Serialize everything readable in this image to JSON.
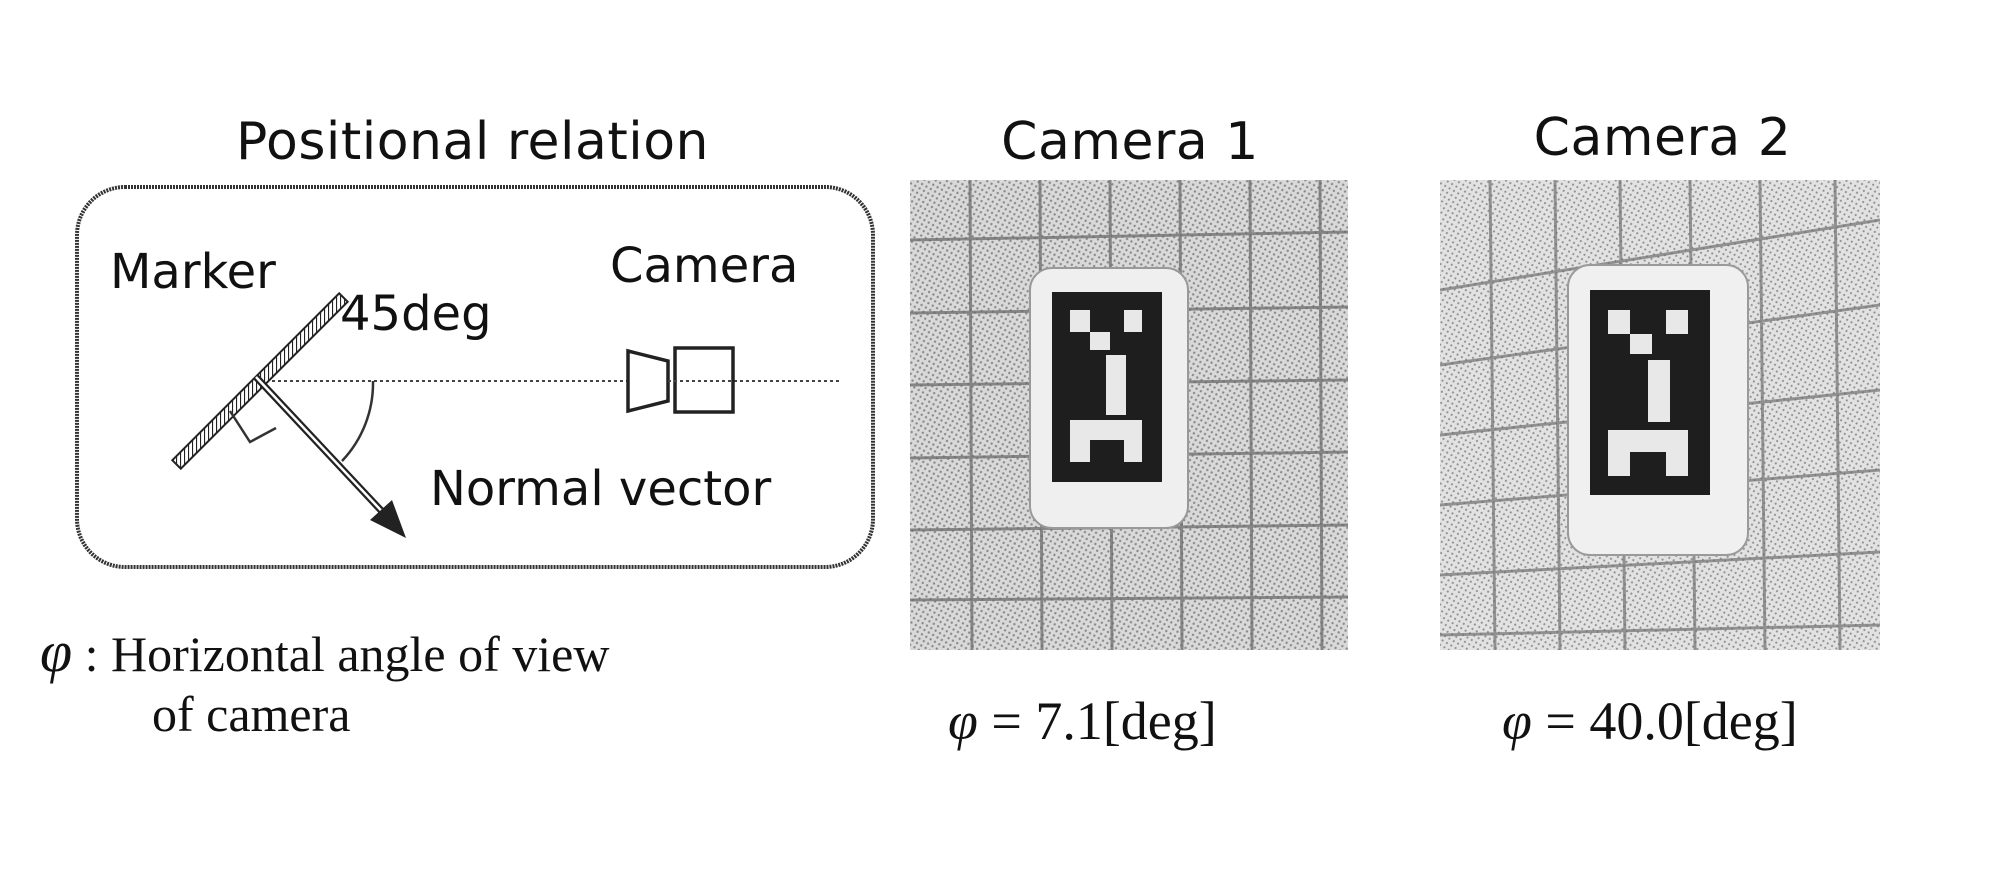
{
  "figure": {
    "positional_relation": {
      "title": "Positional relation",
      "labels": {
        "marker": "Marker",
        "angle": "45deg",
        "camera": "Camera",
        "normal_vector": "Normal vector"
      }
    },
    "legend": {
      "symbol": "φ",
      "separator": " : ",
      "text_line1": "Horizontal angle of view",
      "text_line2": "of camera"
    },
    "cameras": [
      {
        "title": "Camera 1",
        "caption_symbol": "φ",
        "caption_value": " = 7.1[deg]"
      },
      {
        "title": "Camera 2",
        "caption_symbol": "φ",
        "caption_value": " = 40.0[deg]"
      }
    ]
  }
}
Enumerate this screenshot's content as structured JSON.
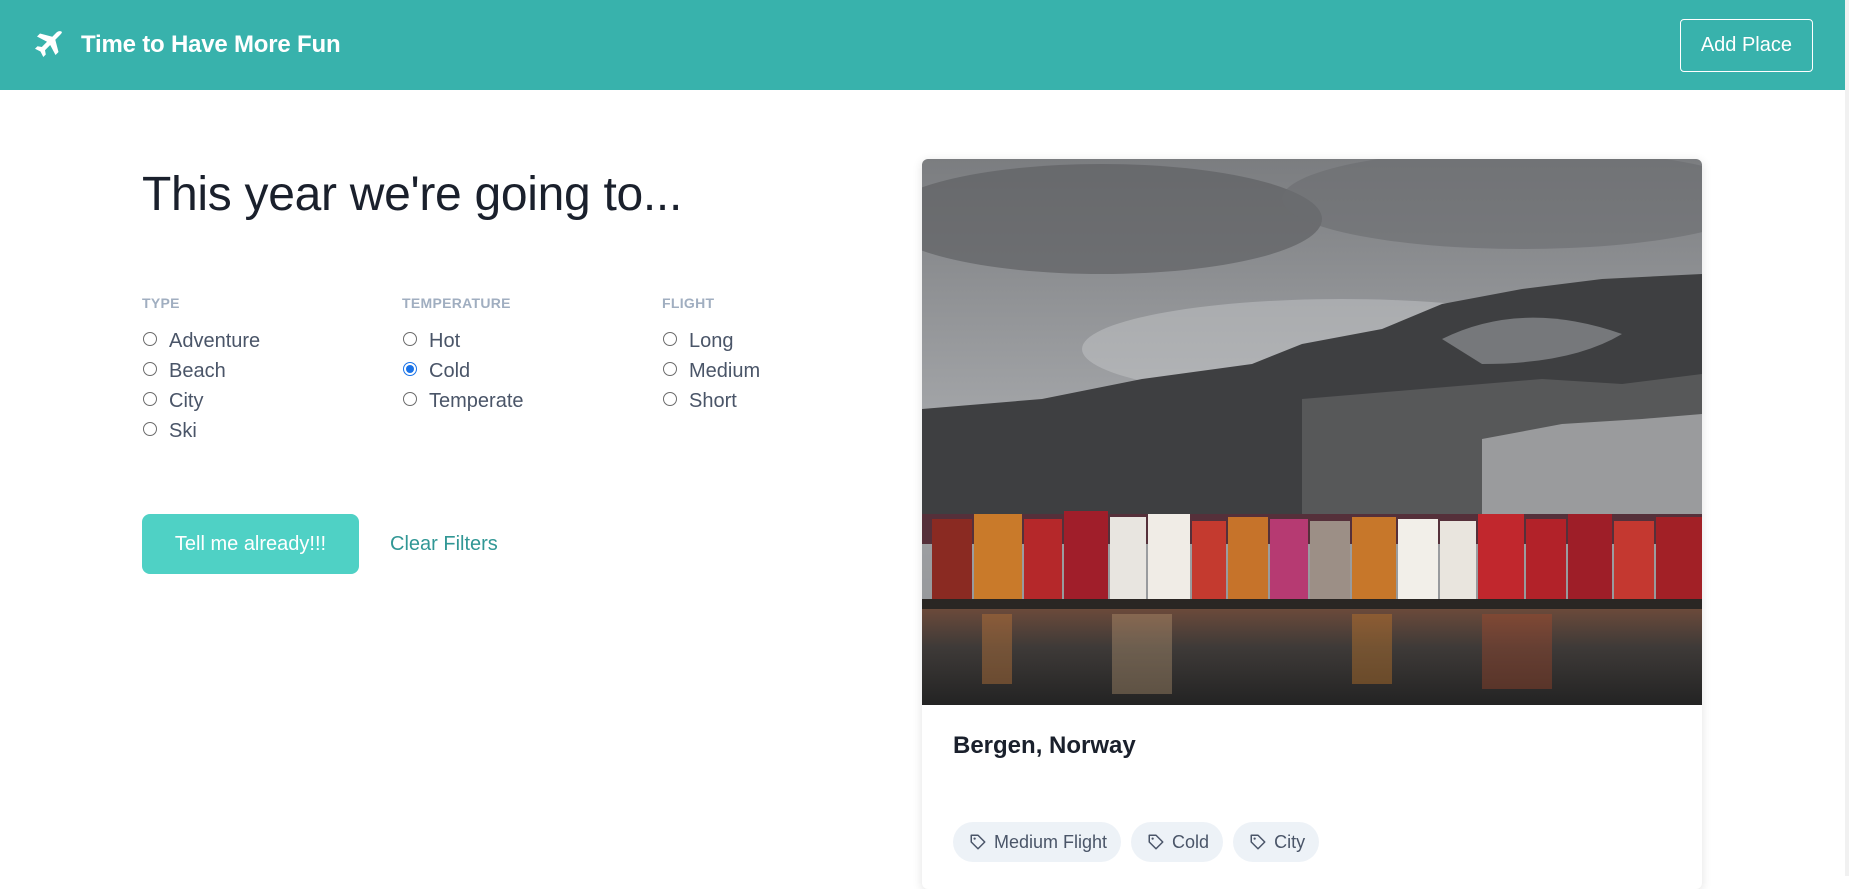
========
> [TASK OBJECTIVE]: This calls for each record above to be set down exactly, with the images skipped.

> [SOLUTION]:
Serialize everything readable in this image to JSON.
{
  "figure": {
    "positional_relation": {
      "title": "Positional relation",
      "labels": {
        "marker": "Marker",
        "angle": "45deg",
        "camera": "Camera",
        "normal_vector": "Normal vector"
      }
    },
    "legend": {
      "symbol": "φ",
      "separator": " : ",
      "text_line1": "Horizontal angle of view",
      "text_line2": "of camera"
    },
    "cameras": [
      {
        "title": "Camera 1",
        "caption_symbol": "φ",
        "caption_value": " = 7.1[deg]"
      },
      {
        "title": "Camera 2",
        "caption_symbol": "φ",
        "caption_value": " = 40.0[deg]"
      }
    ]
  }
}
Enumerate this screenshot's content as structured JSON.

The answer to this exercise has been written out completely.